“Your intuition knows what to write, so get out of the way.” — Ray Bradbury
I hate to always be the one who says “both” to yes/no questions, but writing isn’t an “either/or” process. It’s never “yes” or “no.” Intuition gets you started and maybe gives you the outline of a plot. After that, the real work starts.
All writing of more than a few thousand words needs a story, even non-fiction. You need to know where the tale will take you. Where you are starting physically (the place, street, house, language, etc.) and emotionally. You need at least a sketchy plot and something a backstory. If you don’t know the exact ending, you should at least have a mental snapshot of where you expect to end.
If you’re setting a story in a real-world city, you need to do enough research to describe the place. Even if you are setting it in a place that doesn’t exist, you need to do some world-building so it feels real to readers.
Writing is communication. It’s not about you. It’s about your readers and their imagination. It’s drawing your readers into your tale. Writing is communication. Your writing involve readers in your story. Your intuition may tell you to write, but your brain needs to engage too. Every writer I follow who has offered a view of their “process” does a huge amount of planning before they start writing. The concept may be intuitive, but process is work.

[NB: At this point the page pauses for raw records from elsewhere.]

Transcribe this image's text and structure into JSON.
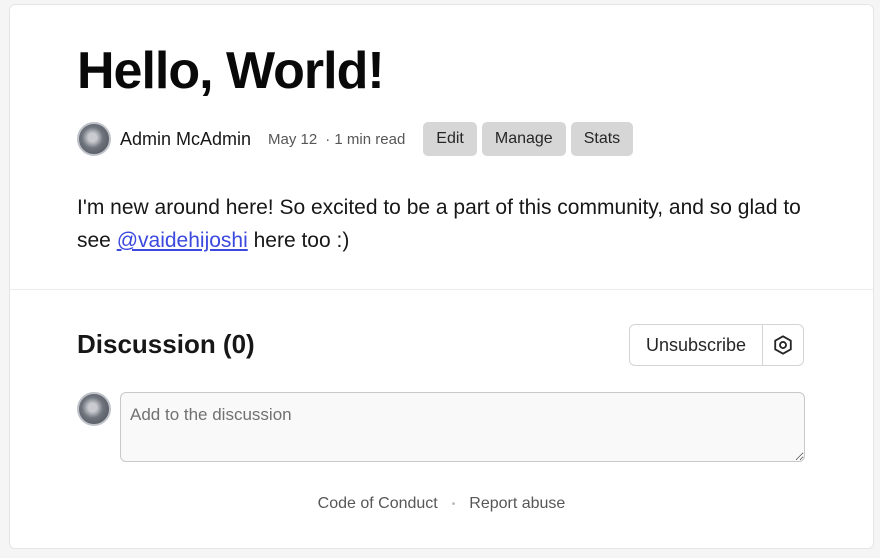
{
  "article": {
    "title": "Hello, World!",
    "author": "Admin McAdmin",
    "date": "May 12",
    "read_time": "· 1 min read",
    "actions": {
      "edit": "Edit",
      "manage": "Manage",
      "stats": "Stats"
    },
    "body_before": "I'm new around here! So excited to be a part of this community, and so glad to see ",
    "mention": "@vaidehijoshi",
    "body_after": " here too :)"
  },
  "discussion": {
    "title": "Discussion (0)",
    "unsubscribe_label": "Unsubscribe",
    "placeholder": "Add to the discussion"
  },
  "footer": {
    "code_of_conduct": "Code of Conduct",
    "report_abuse": "Report abuse",
    "separator": "•"
  },
  "icons": {
    "author_avatar": "avatar",
    "settings": "hexagon-gear-icon"
  }
}
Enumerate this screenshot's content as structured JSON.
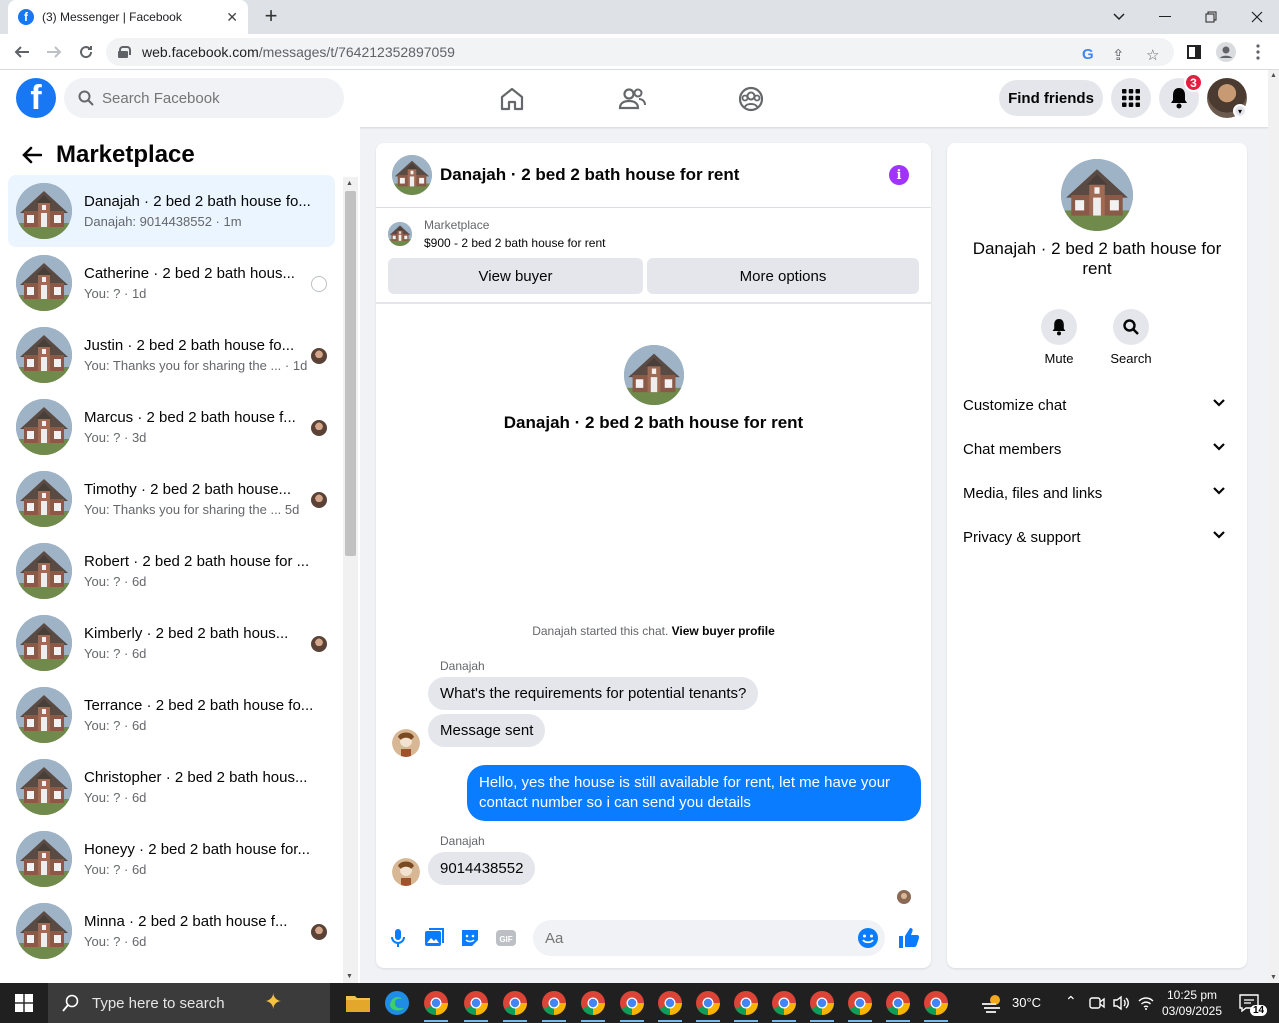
{
  "browser": {
    "tab_title": "(3) Messenger | Facebook",
    "url_domain": "web.facebook.com",
    "url_path": "/messages/t/764212352897059"
  },
  "fb": {
    "search_placeholder": "Search Facebook",
    "find_friends": "Find friends",
    "notification_count": "3",
    "brand_color": "#1877f2"
  },
  "sidebar": {
    "title": "Marketplace",
    "conversations": [
      {
        "name": "Danajah · 2 bed 2 bath house fo...",
        "sub": "Danajah: 9014438552 · 1m",
        "mini": ""
      },
      {
        "name": "Catherine · 2 bed 2 bath hous...",
        "sub": "You: ? · 1d",
        "mini": "seen"
      },
      {
        "name": "Justin · 2 bed 2 bath house fo...",
        "sub": "You: Thanks you for sharing the ... · 1d",
        "mini": "avatar"
      },
      {
        "name": "Marcus · 2 bed 2 bath house f...",
        "sub": "You: ? · 3d",
        "mini": "avatar"
      },
      {
        "name": "Timothy · 2 bed 2 bath house...",
        "sub": "You: Thanks you for sharing the ...   5d",
        "mini": "avatar"
      },
      {
        "name": "Robert · 2 bed 2 bath house for ...",
        "sub": "You: ? · 6d",
        "mini": ""
      },
      {
        "name": "Kimberly · 2 bed 2 bath hous...",
        "sub": "You: ? · 6d",
        "mini": "avatar"
      },
      {
        "name": "Terrance · 2 bed 2 bath house fo...",
        "sub": "You: ? · 6d",
        "mini": ""
      },
      {
        "name": "Christopher · 2 bed 2 bath hous...",
        "sub": "You: ? · 6d",
        "mini": ""
      },
      {
        "name": "Honeyy · 2 bed 2 bath house for...",
        "sub": "You: ? · 6d",
        "mini": ""
      },
      {
        "name": "Minna · 2 bed 2 bath house f...",
        "sub": "You: ? · 6d",
        "mini": "avatar"
      }
    ]
  },
  "chat": {
    "title": "Danajah · 2 bed 2 bath house for rent",
    "marketplace_label": "Marketplace",
    "listing": "$900 - 2 bed 2 bath house for rent",
    "view_buyer": "View buyer",
    "more_options": "More options",
    "intro_name": "Danajah · 2 bed 2 bath house for rent",
    "started_text": "Danajah started this chat.",
    "view_buyer_profile": "View buyer profile",
    "sender": "Danajah",
    "msg1": "What's the requirements for potential tenants?",
    "msg2": "Message sent",
    "msg3": "Hello, yes the house is still available for rent, let me have your contact number so i can send you  details",
    "msg4": "9014438552",
    "composer_placeholder": "Aa",
    "outgoing_color": "#0a7cff"
  },
  "rpanel": {
    "name": "Danajah · 2 bed 2 bath house for rent",
    "mute": "Mute",
    "search": "Search",
    "rows": [
      "Customize chat",
      "Chat members",
      "Media, files and links",
      "Privacy & support"
    ]
  },
  "taskbar": {
    "search_placeholder": "Type here to search",
    "temp": "30°C",
    "time": "10:25 pm",
    "date": "03/09/2025",
    "notif": "14"
  }
}
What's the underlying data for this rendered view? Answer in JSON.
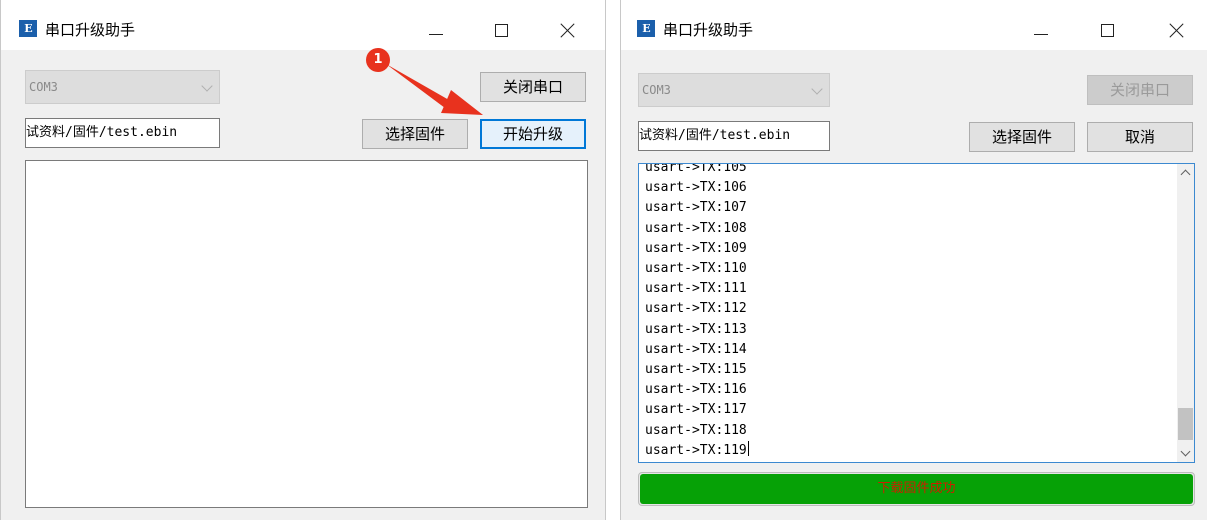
{
  "left_window": {
    "title": "串口升级助手",
    "app_icon": "E",
    "port_combo": "COM3",
    "close_port_button": "关闭串口",
    "file_path": "试资料/固件/test.ebin",
    "select_firmware_button": "选择固件",
    "start_upgrade_button": "开始升级",
    "annotation_badge": "1"
  },
  "right_window": {
    "title": "串口升级助手",
    "app_icon": "E",
    "port_combo": "COM3",
    "close_port_button": "关闭串口",
    "file_path": "试资料/固件/test.ebin",
    "select_firmware_button": "选择固件",
    "cancel_button": "取消",
    "log_partial_top": "usart->TX:105",
    "log_lines": [
      "usart->TX:106",
      "usart->TX:107",
      "usart->TX:108",
      "usart->TX:109",
      "usart->TX:110",
      "usart->TX:111",
      "usart->TX:112",
      "usart->TX:113",
      "usart->TX:114",
      "usart->TX:115",
      "usart->TX:116",
      "usart->TX:117",
      "usart->TX:118",
      "usart->TX:119"
    ],
    "progress_percent": 100,
    "progress_text": "下载固件成功"
  },
  "colors": {
    "accent_focus": "#0078d7",
    "progress_green": "#06a106",
    "annotation_red": "#e8321e",
    "status_text_red": "#cc1f00"
  },
  "icons": [
    "app-logo-icon",
    "minimize-icon",
    "maximize-icon",
    "close-icon",
    "dropdown-arrow-icon",
    "scroll-up-icon",
    "scroll-down-icon",
    "annotation-arrow-icon"
  ]
}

Writing — other than short blogs — needs a plot. A beginning, middle, and end. Intuition will get you started, but the rest is determination, patience, editing, re-editing, then doing it again until you get it right.